Conflict Diamonds & The Kimberley Process
"Conflict Diamonds" means rough diamonds used by rebel movements or their allies to finance conflict aimed at undermining legitimate governments. - Kimberley Process Certification Scheme (KPCS)
Each year around US$12 billion of rough diamonds, mined from around the globe, are cut, polished and sold in a retail market worth nearly US$70 billion. The flow of transactions taking the diamonds from mine to market is known as 'the diamond industry pipeline'.
Australia is one of the world's largest producers of rough diamonds and is responsible for a large number of the diamonds sold into the pipeline each year. In 2006-07, Australia's exports of rough diamonds were $565 million.
During the 1990s, it became apparent that the industry pipeline was contaminated by diamonds - known as 'conflict diamonds' or 'blood diamonds' - that had been sold to finance African rebel movements. In response, the United Nations-backed Kimberley Process Certification Scheme was established to act as a worldwide certification scheme for rough diamonds.
The diamond trade affects the livelihoods of millions throughout the world. Unfortunately, a number of rebel movements in Africa exploited the nature of the diamond trade to finance their wars against legitimate governments and great hardship and misfortune was brought upon some of Africa's diamond-rich, but undeveloped, countries. The term 'conflict diamond' was popularised to describe the rough diamonds used to finance rebel groups. Angola, Sierra Leone, Liberia, Cote d'Ivoire (Ivory Coast) and the Democratic Republic of the Congo were all hurt by conflict diamonds.

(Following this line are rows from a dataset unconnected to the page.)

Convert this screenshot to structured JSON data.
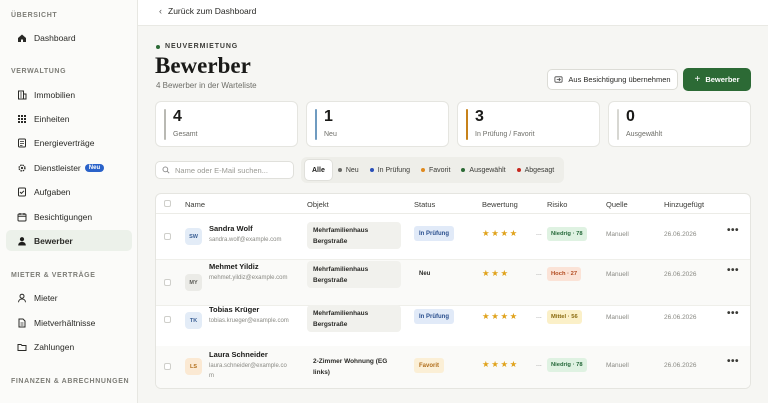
{
  "sidebar": {
    "sections": [
      {
        "label": "ÜBERSICHT"
      },
      {
        "label": "VERWALTUNG"
      },
      {
        "label": "MIETER & VERTRÄGE"
      },
      {
        "label": "FINANZEN & ABRECHNUNGEN"
      }
    ],
    "items": [
      {
        "label": "Dashboard",
        "icon": "home-icon"
      },
      {
        "label": "Immobilien",
        "icon": "building-icon"
      },
      {
        "label": "Einheiten",
        "icon": "grid-icon"
      },
      {
        "label": "Energieverträge",
        "icon": "contract-icon"
      },
      {
        "label": "Dienstleister",
        "icon": "gear-icon",
        "badge": "Neu"
      },
      {
        "label": "Aufgaben",
        "icon": "tasks-icon"
      },
      {
        "label": "Besichtigungen",
        "icon": "calendar-icon"
      },
      {
        "label": "Bewerber",
        "icon": "user-icon",
        "active": true
      },
      {
        "label": "Mieter",
        "icon": "person-icon"
      },
      {
        "label": "Mietverhältnisse",
        "icon": "document-icon"
      },
      {
        "label": "Zahlungen",
        "icon": "folder-icon"
      }
    ]
  },
  "topbar": {
    "back_label": "Zurück zum Dashboard"
  },
  "header": {
    "eyebrow": "NEUVERMIETUNG",
    "title": "Bewerber",
    "subtitle": "4 Bewerber in der Warteliste",
    "import_button": "Aus Besichtigung übernehmen",
    "add_button": "Bewerber"
  },
  "stats": [
    {
      "value": "4",
      "label": "Gesamt",
      "color": "#b9b9b3"
    },
    {
      "value": "1",
      "label": "Neu",
      "color": "#6f9bc0"
    },
    {
      "value": "3",
      "label": "In Prüfung / Favorit",
      "color": "#c7821a"
    },
    {
      "value": "0",
      "label": "Ausgewählt",
      "color": "#d7d7d2"
    }
  ],
  "search": {
    "placeholder": "Name oder E-Mail suchen..."
  },
  "filters": [
    {
      "label": "Alle",
      "active": true
    },
    {
      "label": "Neu",
      "dot": "#6a6a66"
    },
    {
      "label": "In Prüfung",
      "dot": "#2a4fb8"
    },
    {
      "label": "Favorit",
      "dot": "#e08a1e"
    },
    {
      "label": "Ausgewählt",
      "dot": "#2c6a35"
    },
    {
      "label": "Abgesagt",
      "dot": "#c7281e"
    }
  ],
  "table": {
    "headers": {
      "name": "Name",
      "objekt": "Objekt",
      "status": "Status",
      "bewertung": "Bewertung",
      "risiko": "Risiko",
      "quelle": "Quelle",
      "hinzugefuegt": "Hinzugefügt"
    },
    "rows": [
      {
        "initials": "SW",
        "name": "Sandra Wolf",
        "email": "sandra.wolf@example.com",
        "objekt": "Mehrfamilienhaus Bergstraße",
        "status": "In Prüfung",
        "stars": "★★★★",
        "ellipsis": "...",
        "risk": "Niedrig · 78",
        "source": "Manuell",
        "date": "26.06.2026"
      },
      {
        "initials": "MY",
        "name": "Mehmet Yildiz",
        "email": "mehmet.yildiz@example.com",
        "objekt": "Mehrfamilienhaus Bergstraße",
        "status": "Neu",
        "stars": "★★★",
        "ellipsis": "...",
        "risk": "Hoch · 27",
        "source": "Manuell",
        "date": "26.06.2026"
      },
      {
        "initials": "TK",
        "name": "Tobias Krüger",
        "email": "tobias.krueger@example.com",
        "objekt": "Mehrfamilienhaus Bergstraße",
        "status": "In Prüfung",
        "stars": "★★★★",
        "ellipsis": "...",
        "risk": "Mittel · 56",
        "source": "Manuell",
        "date": "26.06.2026"
      },
      {
        "initials": "LS",
        "name": "Laura Schneider",
        "email": "laura.schneider@example.com",
        "objekt": "2-Zimmer Wohnung (EG links)",
        "status": "Favorit",
        "stars": "★★★★",
        "ellipsis": "...",
        "risk": "Niedrig · 78",
        "source": "Manuell",
        "date": "26.06.2026"
      }
    ]
  }
}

The United Nations responded by placing embargoes on diamond exports from Angola, Sierra Leone and Liberia. Sanctions were introduced to stop countries accepting rough diamond imports from these countries that were not accompanied by a certificate confirming that the diamonds were mined legitimately and the proceeds from the sale were not being used to finance rebel activities. However, this export certification scheme was unsuccessful, as diamonds were being smuggled to neighbouring countries before being shipped to their destination.
While it was clear a certification scheme that applied to only a few countries could not work, it was thought that a scheme covering all diamond importing, exporting and producing countries could prove effective. This proposal, first aired in Kimberley, South Africa, gave rise to the Kimberley Process Certification Scheme - a joint initiative of governments, civil society and the diamond industry. The KPCS asked rough diamond exporters to attach a Kimberley Process certificate to their export shipments which would be verified by the importing countries' authorities when received.
The KPCS was endorsed by the UN General Assembly (UNGA), which in 2000 declared its support for 'the implementation of the certification scheme as soon as possible, recognising the urgency of the situation from a humanitarian and security standpoint.' The KPCS was also supported by the UN Security Council (UNSC) through UNSC Resolution 1459 (2003).
The KPCS was officially launched by ministers in Interlaken, Switzerland in November 2002 and KPCS participants implemented the Scheme from the beginning of 2003. Australia is an original member of the KPCS.
Australia implements its KPCS obligations through customs legislation and regulations. Essentially, rough diamonds cannot be imported to, or exported from, Australia unless they are shipped in a tamper-resistant container accompanied by a Kimberley Process Certificate. The diamonds must be coming from, or on their way to, another KPCS participant country.
The KPCS requires participants to nominate importing and exporting authorities. In Australia, the Department of Industry, Tourism and Resources (DITR) has been designated as the export authority and the Australian Customs Service has been designated the import authority. Responsibility for the overall implementation of the KPCS in Australia lies with the Department of Foreign Affairs and Trade.
The Australian Government considers that the KPCS, in conjunction with other international efforts, has contributed to building peace in areas of long-standing conflict in Africa. The KPCS has enabled Australia to contribute to the development of a legitimate and sustainable worldwide trading regime in rough diamonds that includes Africa's many diamond-producing nations. The KPCS has resulted in more 'official' diamond exports and, consequently, higher government revenue for countries previously blighted by conflict diamonds. This helps construct sustainable peace.